“We’re hoping to examine how folks act and how we improve and evolve,” Cunningham claims. The new storytellers will scour the firm’s mass of information to improved reveal it to staff.
“We have tonnes of facts, and we can analyse and deliver tons of charts and graphs,” he adds. “But which is not [necessarily] the way a spouse learns . . . We need to have to say: ‘What’s all this details telling me and what are the steps I will need to improve? How do I make it actionable?’”
Regulation firms are not only utilizing facts and know-how to overhaul the way they perform they are also working with these equipment to secure against the risk of cyber hacks and safety breaches.
A study of legislation firm leaders, revealed in November by Thomson Reuters in partnership with the Center on Ethics and the Legal Job at the Georgetown University Law Center, confirms this. It observed that firms have been increasingly apprehensive about economic tension and threats these kinds of as security breaches, hacks, ransomware demands and details decline.
Extra than 3-quarters of regulation organization small business leaders stated they prepared to use extra technology.
The key technologies corporations approach to obtain, that they are not presently utilizing, contain authorized investigate, agreement management, and litigation tools that are pushed by synthetic intelligence.
In the past, law corporations have struggled to persuade the finest expertise in regions such as know-how that they ought to select law around a start-up. Now, though, some feel it is switching.
“It’s a offer work for certain,” suggests Bratt at DLA Piper. “But it shouldn’t be. This is an setting of really smart, pushed folks.”
Cunningham agrees: “There is a notion [that tech people don’t want to go to law firms] but, thankfully, we’re carrying out so lots of assignments, and pushing boundaries also, that the retention in my workforce is higher.

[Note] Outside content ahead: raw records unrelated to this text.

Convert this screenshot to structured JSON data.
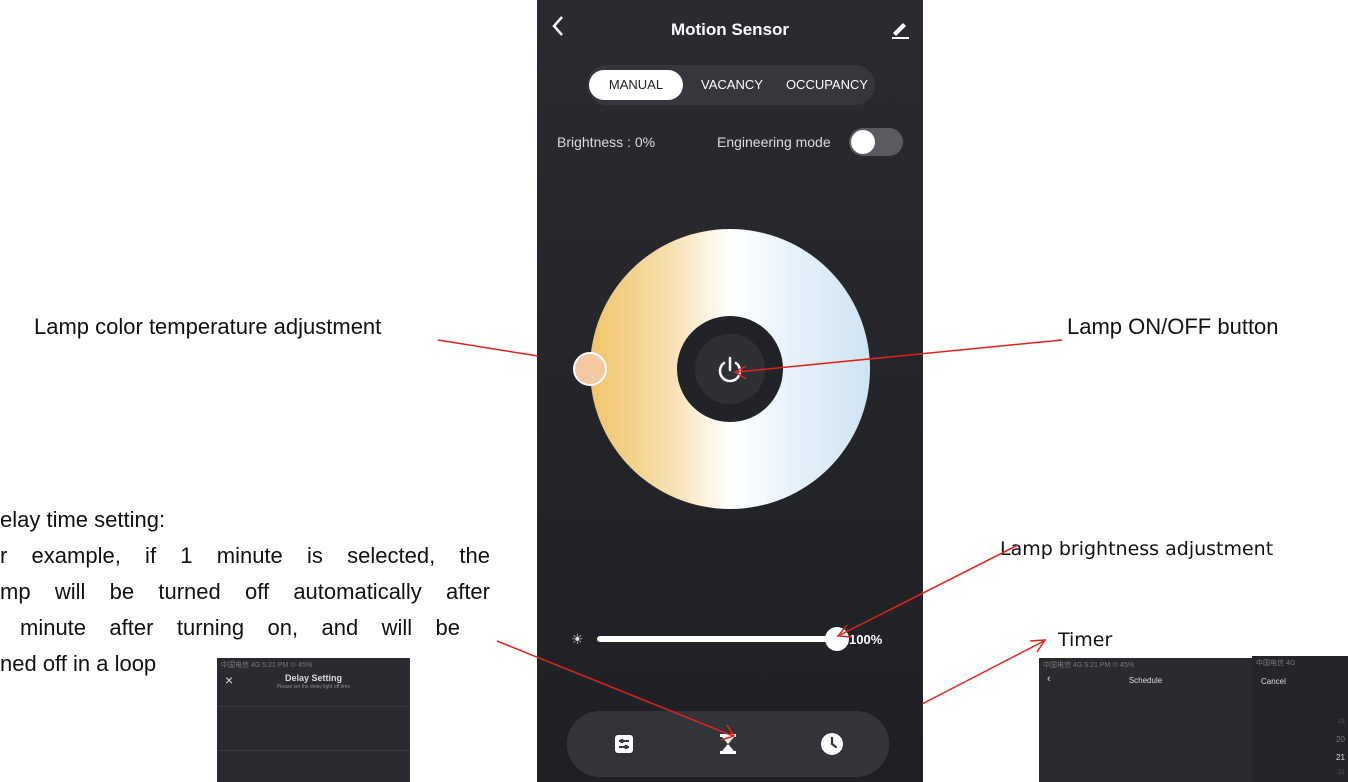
{
  "phone": {
    "title": "Motion Sensor",
    "back_icon": "chevron-left-icon",
    "edit_icon": "pencil-icon",
    "tabs": [
      "MANUAL",
      "VACANCY",
      "OCCUPANCY"
    ],
    "active_tab": "MANUAL",
    "brightness_label": "Brightness : 0%",
    "engineering_mode_label": "Engineering mode",
    "engineering_mode_on": false,
    "power_icon": "power-icon",
    "sun_icon": "sun-icon",
    "slider_value_label": "100%",
    "slider_value": 100,
    "bottom_icons": [
      "settings-sliders-icon",
      "hourglass-icon",
      "clock-icon"
    ]
  },
  "annotations": {
    "color_temp": "Lamp color temperature adjustment",
    "onoff": "Lamp ON/OFF button",
    "brightness": "Lamp brightness adjustment",
    "timer": "Timer",
    "delay_lines": [
      "elay time setting:",
      "r example, if 1 minute is selected, the",
      "mp will be turned off automatically after",
      "minute after turning on, and will be",
      "ned off in a loop"
    ]
  },
  "delay_thumbnail": {
    "status": "中国电信 4G          5:21 PM          ⊙ 45%",
    "title": "Delay Setting",
    "subtitle": "Please set the delay light off time",
    "close_icon": "close-icon"
  },
  "schedule_thumbnail": {
    "status": "中国电信 4G          5:21 PM          ⊙ 45%",
    "title": "Schedule",
    "back_icon": "chevron-left-icon"
  },
  "picker_thumbnail": {
    "status": "中国电信 4G",
    "cancel": "Cancel",
    "numbers": [
      "19",
      "20",
      "21",
      "22"
    ]
  },
  "colors": {
    "phone_bg": "#232428",
    "annotation_arrow": "#e0231c"
  }
}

“I’m locating that, in some cases, a individual performs for a [start-up] for the reason that it appears far more enjoyable than a ‘boring’ regulation agency but, after they’ve aided with some of our initiatives, they consider: ‘I’ll aid you guys’.”